To dream of knowing oneself and nothing more, without looking for the slightest hint of an intentional manifestation fully integrated with the surrounding reality, is tantamount to a kind of desertion.
As for trying “to do” without being aware of “being”, without looking at every step for a way to be in accord with an inner presence, is the worst kind of abdication. The human condition is a perpetual challenge, which man can not ignore without abandoning his true nature.
He who wakes up to the deep meaning of his life and perceives how he makes room for the force and the difficulties of the innumerable relationships offered to him, acknowledges, by the same token, the very point of his existence. He discovers the possibility of seizing hold of the present, in order to bring together in a supreme effort the unfathomable experience of the past with the immediate prospects for the future, for which he wishes to feel himself responsible.
Taking into consideration his potentialities as well as his limitations, choosing the best influences for him, he has for aim to work always according to his being, in order to affirm himself at each moment, in constant submission to the demands of the life of the universe.
This would be the authentic art of living and the visible manifestation of a real individual culture.
from The Taste for Things That are True
I discovered documentary filmmaker Adam Curtis a couple of years ago when my friend, the writer John Calendo, forwarded me a link to Curtis’ 2011 film All Watched Over By Machines of Loving Grace with an ammendment: “This is weird, so you’ll like it.”
On the surface (not a good place to go for a description of Curtis’ work) this looked to be a documentary about how computers and people have come to co-exist. But no. This was a bold salvo that cracked open the notion of how computers have colonized the world by playing off of our inability to tolerate uncertainty and the unknown. Computers promise systems and control and people like control.
Remember in Stanley Kubrick‘s 2001, when HAL is slowly disassembled by Dave and the computer keeps moaning: “Stop. Don’t do that Dave. I can feel myself fading.” Well, that was a fine bit of prescience that Curtis’ film indirectly explores. Computers and feelings. Feelings as visions. Visions as the future. A ridiculous confluence? Not really when you consider the power of identification and what identification can wreak when wedded to machines.

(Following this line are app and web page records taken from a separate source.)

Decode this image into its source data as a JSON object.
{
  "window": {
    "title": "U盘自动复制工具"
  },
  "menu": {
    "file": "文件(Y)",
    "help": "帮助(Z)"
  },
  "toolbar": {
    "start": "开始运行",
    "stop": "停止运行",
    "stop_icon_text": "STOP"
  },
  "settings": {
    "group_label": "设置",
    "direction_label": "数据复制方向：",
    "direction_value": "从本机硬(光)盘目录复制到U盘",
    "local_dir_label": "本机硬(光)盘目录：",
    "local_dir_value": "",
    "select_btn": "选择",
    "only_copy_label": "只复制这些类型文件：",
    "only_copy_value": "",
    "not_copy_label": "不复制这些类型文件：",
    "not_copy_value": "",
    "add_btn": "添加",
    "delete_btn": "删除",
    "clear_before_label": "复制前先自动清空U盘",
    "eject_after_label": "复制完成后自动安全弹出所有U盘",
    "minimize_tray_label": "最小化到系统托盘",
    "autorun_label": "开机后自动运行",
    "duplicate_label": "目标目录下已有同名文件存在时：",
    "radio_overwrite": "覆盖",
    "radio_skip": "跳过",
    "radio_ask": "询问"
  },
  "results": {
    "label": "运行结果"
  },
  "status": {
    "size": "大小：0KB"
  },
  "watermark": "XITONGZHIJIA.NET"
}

Revisit the devastating economic crash that destroyed East Asia in 1997 or the ‘recovery’ we are still stuck in after the global economic meltdown of 2008 — all directly related to the manipulation of the markets via computers. Or doubly unimaginable, revisit the utopian visions of the counterculture movement in the 60s. Those dreamscapes of returning to the organic rhythms and glorious symmetry of nature?
Those were computer-based ideals that took hold like a fever as techno models more and more came to be considered the perfect matrix to build a new world upon. They do not exist in nature, as Curtis shows. Nature leans towards the chaotic. But not so, when framed in a computer-based template.

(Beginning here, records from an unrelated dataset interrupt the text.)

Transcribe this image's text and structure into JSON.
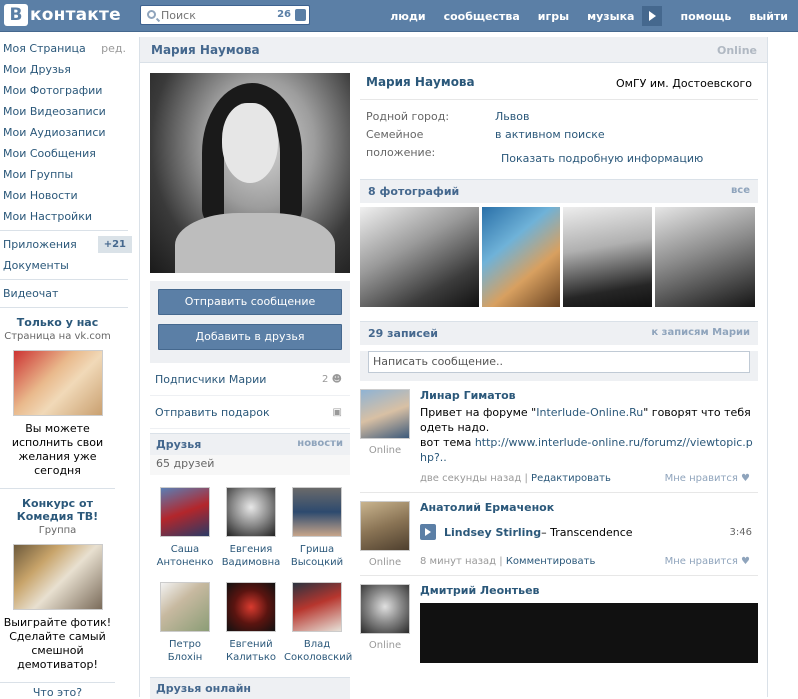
{
  "topbar": {
    "logo_letter": "В",
    "logo_text": "контакте",
    "search_placeholder": "Поиск",
    "search_count": "26",
    "nav": [
      "люди",
      "сообщества",
      "игры",
      "музыка",
      "помощь",
      "выйти"
    ]
  },
  "leftmenu": {
    "items": [
      {
        "label": "Моя Страница",
        "extra": "ред."
      },
      {
        "label": "Мои Друзья"
      },
      {
        "label": "Мои Фотографии"
      },
      {
        "label": "Мои Видеозаписи"
      },
      {
        "label": "Мои Аудиозаписи"
      },
      {
        "label": "Мои Сообщения"
      },
      {
        "label": "Мои Группы"
      },
      {
        "label": "Мои Новости"
      },
      {
        "label": "Мои Настройки"
      }
    ],
    "apps": {
      "label": "Приложения",
      "badge": "+21"
    },
    "docs": "Документы",
    "videochat": "Видеочат"
  },
  "promos": [
    {
      "title": "Только у нас",
      "sub": "Страница на vk.com",
      "desc": "Вы можете исполнить свои желания уже сегодня"
    },
    {
      "title": "Конкурс от Комедия ТВ!",
      "sub": "Группа",
      "desc": "Выиграйте фотик! Сделайте самый смешной демотиватор!"
    }
  ],
  "bottom_link": "Что это?",
  "profile": {
    "header_name": "Мария Наумова",
    "online": "Online",
    "name": "Мария Наумова",
    "university": "ОмГУ им. Достоевского",
    "info": [
      {
        "key": "Родной город:",
        "value": "Львов"
      },
      {
        "key": "Семейное положение:",
        "value": "в активном поиске"
      }
    ],
    "more": "Показать подробную информацию"
  },
  "actions": {
    "send_message": "Отправить сообщение",
    "add_friend": "Добавить в друзья",
    "subscribers": "Подписчики Марии",
    "subscribers_count": "2",
    "gift": "Отправить подарок"
  },
  "friends": {
    "title": "Друзья",
    "news": "новости",
    "count": "65 друзей",
    "list": [
      {
        "first": "Саша",
        "last": "Антоненко"
      },
      {
        "first": "Евгения",
        "last": "Вадимовна"
      },
      {
        "first": "Гриша",
        "last": "Высоцкий"
      },
      {
        "first": "Петро",
        "last": "Блохін"
      },
      {
        "first": "Евгений",
        "last": "Калитько"
      },
      {
        "first": "Влад",
        "last": "Соколовский"
      }
    ],
    "online_title": "Друзья онлайн"
  },
  "photos": {
    "title": "8 фотографий",
    "all": "все"
  },
  "wall": {
    "count": "29 записей",
    "to_posts": "к записям Марии",
    "input_placeholder": "Написать сообщение..",
    "posts": [
      {
        "author": "Линар Гиматов",
        "online": "Online",
        "text_pre": "Привет на форуме \"",
        "text_link": "Interlude-Online.Ru",
        "text_mid": "\" говорят что тебя одеть надо.",
        "text_line2": "вот тема ",
        "url": "http://www.interlude-online.ru/forumz//viewtopic.php?..",
        "time": "две секунды назад",
        "action": "Редактировать",
        "like": "Мне нравится"
      },
      {
        "author": "Анатолий Ермаченок",
        "online": "Online",
        "artist": "Lindsey Stirling",
        "track": " – Transcendence",
        "duration": "3:46",
        "time": "8 минут назад",
        "action": "Комментировать",
        "like": "Мне нравится"
      },
      {
        "author": "Дмитрий Леонтьев",
        "online": "Online"
      }
    ]
  },
  "colors": {
    "brand": "#5b7fa6",
    "link": "#2b587a",
    "panel": "#eef0f3"
  }
}
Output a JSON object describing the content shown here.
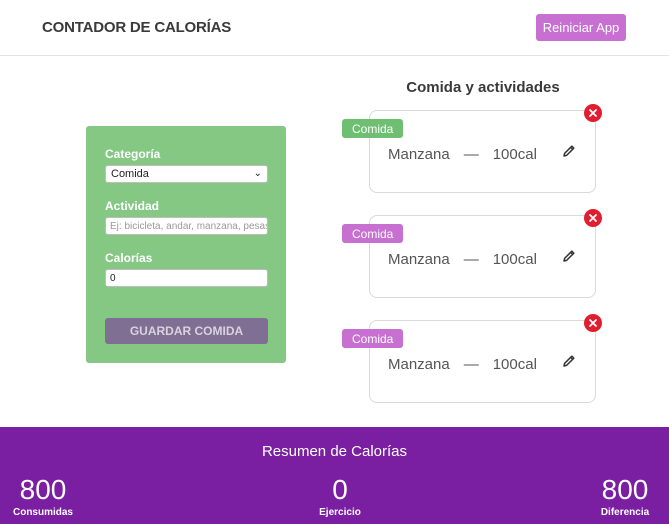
{
  "header": {
    "title": "CONTADOR DE CALORÍAS",
    "reset_label": "Reiniciar App",
    "reset_color": "#c86fd2"
  },
  "form": {
    "category_label": "Categoría",
    "category_value": "Comida",
    "category_options": [
      "Comida"
    ],
    "activity_label": "Actividad",
    "activity_placeholder": "Ej: bicicleta, andar, manzana, pesas",
    "activity_value": "",
    "calories_label": "Calorías",
    "calories_value": "0",
    "save_label": "GUARDAR COMIDA",
    "card_color": "#84c884",
    "save_color": "#7e6f93"
  },
  "list": {
    "title": "Comida y actividades",
    "items": [
      {
        "badge": "Comida",
        "name": "Manzana",
        "separator": "—",
        "calories": "100cal",
        "edit_icon": "pencil-icon",
        "delete_icon": "close-icon"
      },
      {
        "badge": "Comida",
        "name": "Manzana",
        "separator": "—",
        "calories": "100cal",
        "edit_icon": "pencil-icon",
        "delete_icon": "close-icon"
      },
      {
        "badge": "Comida",
        "name": "Manzana",
        "separator": "—",
        "calories": "100cal",
        "edit_icon": "pencil-icon",
        "delete_icon": "close-icon"
      }
    ],
    "badge_colors": [
      "#6fbf73",
      "#c86fd2",
      "#c86fd2"
    ],
    "delete_color": "#e11d2f"
  },
  "summary": {
    "title": "Resumen de Calorías",
    "consumed": {
      "value": "800",
      "label": "Consumidas"
    },
    "exercise": {
      "value": "0",
      "label": "Ejercicio"
    },
    "difference": {
      "value": "800",
      "label": "Diferencia"
    },
    "background_color": "#7b1fa2"
  }
}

Even the title to Curtis’s film is taken from the hippie poet Richard Brautigan, who wandered through early 60s Haight-Ashbury, distributing xeroxed copies of his idyl to whomever would have them. Man and machine cohabiting in constant bliss. It seems a crazy conceit of the counterculture ethos, but, again, as Curtis shows, this concept was based on computer systems as matrixes for creating a better society.
His documentary, All Watched Over… disconcertingly opens with Pizzicato Five‘s pop song Baby Love Child bouncing through the soundtrack while images of people jacked into computer screens stream by. The rapt computer users remind me of those “dairying ants” that milk aphids for honeydew, a juice that’s excreted from the aphid’s ass. Meaning, there is a constant, never-broken attention loop projected into the computer screen, as if nourishing forces are flowing from the screen’s glow, into its viewers’ brain-holes. It is weird.

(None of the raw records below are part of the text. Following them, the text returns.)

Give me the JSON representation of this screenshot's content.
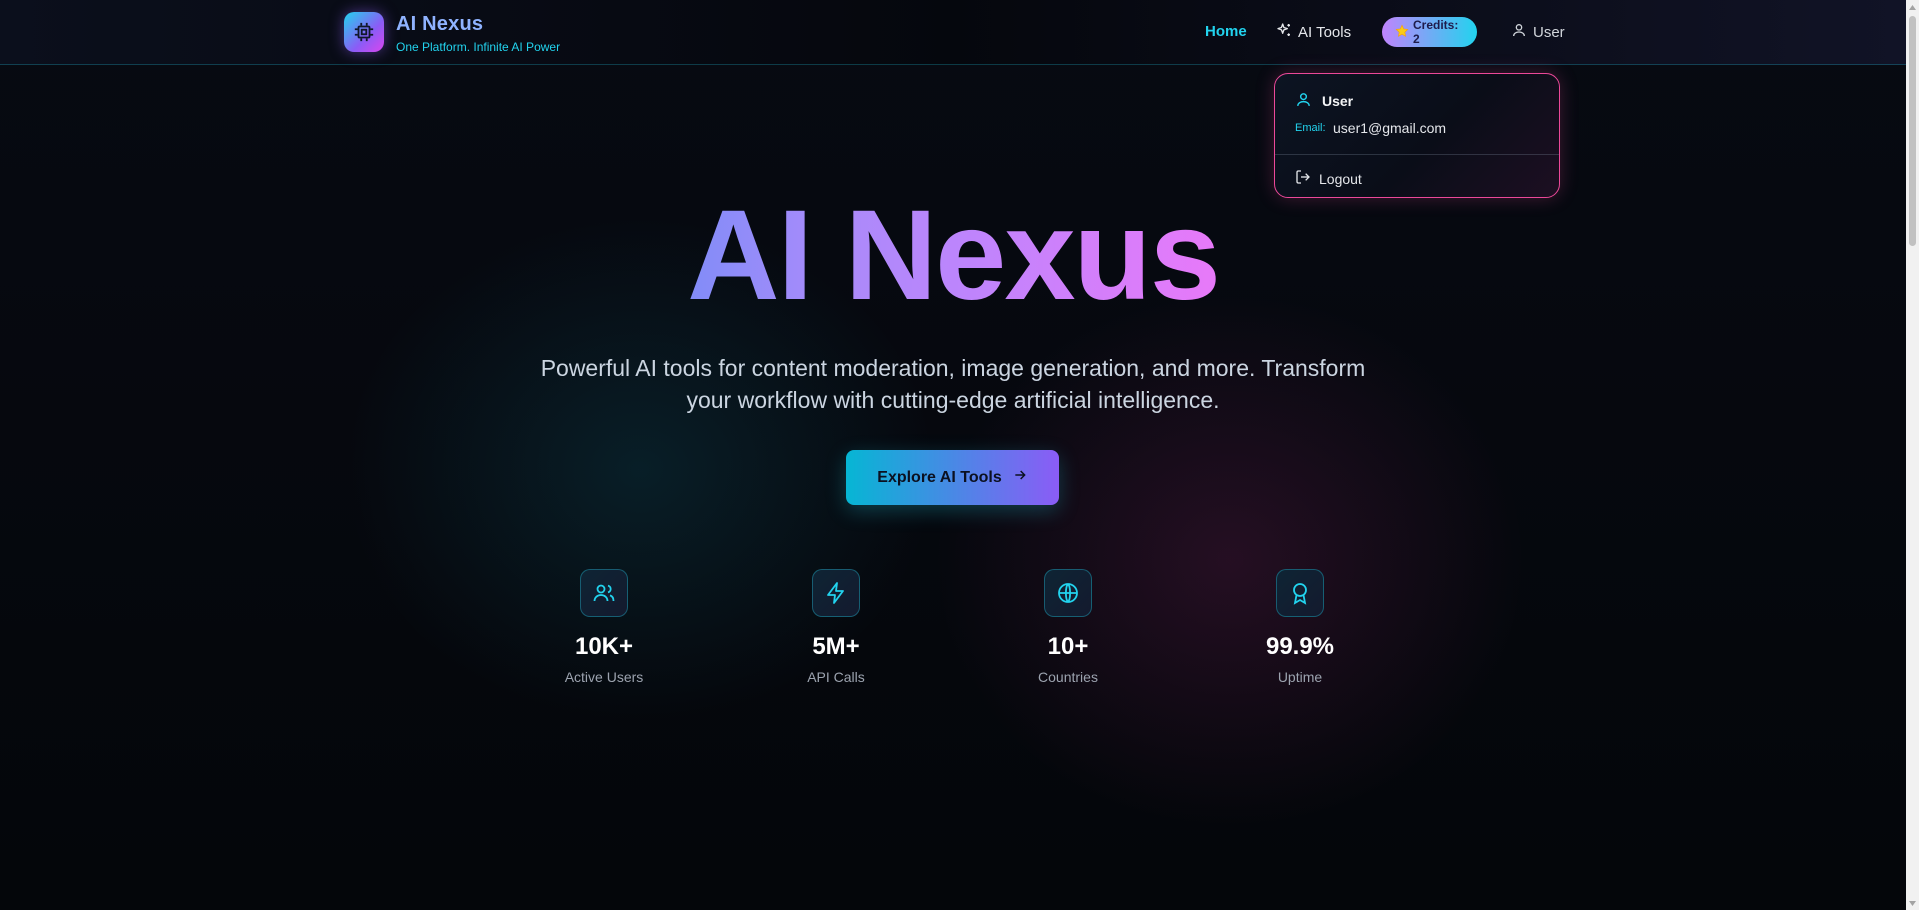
{
  "brand": {
    "name": "AI Nexus",
    "tagline": "One Platform. Infinite AI Power"
  },
  "nav": {
    "home": "Home",
    "ai_tools": "AI Tools",
    "credits": "Credits: 2",
    "user": "User"
  },
  "dropdown": {
    "username": "User",
    "email_label": "Email:",
    "email": "user1@gmail.com",
    "logout": "Logout"
  },
  "hero": {
    "title": "AI Nexus",
    "subtitle_line1": "Powerful AI tools for content moderation, image generation, and more. Transform",
    "subtitle_line2": "your workflow with cutting-edge artificial intelligence.",
    "cta": "Explore AI Tools"
  },
  "stats": [
    {
      "value": "10K+",
      "label": "Active Users",
      "icon": "users-icon"
    },
    {
      "value": "5M+",
      "label": "API Calls",
      "icon": "lightning-icon"
    },
    {
      "value": "10+",
      "label": "Countries",
      "icon": "globe-icon"
    },
    {
      "value": "99.9%",
      "label": "Uptime",
      "icon": "award-icon"
    }
  ],
  "colors": {
    "accent_cyan": "#22d3ee",
    "accent_purple": "#8b5cf6",
    "accent_pink": "#ec4899",
    "background": "#05070c"
  }
}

And then, boom, a disruptive cut, a studio tech’s blaring announcement amidst the disintegrating soundtrack and we’ve jumped back 55 years to a Mike Wallace interview with the doyen of capitalism, Ayn Rand — her dark, darting bird eyes scanning the studio furtively. Read more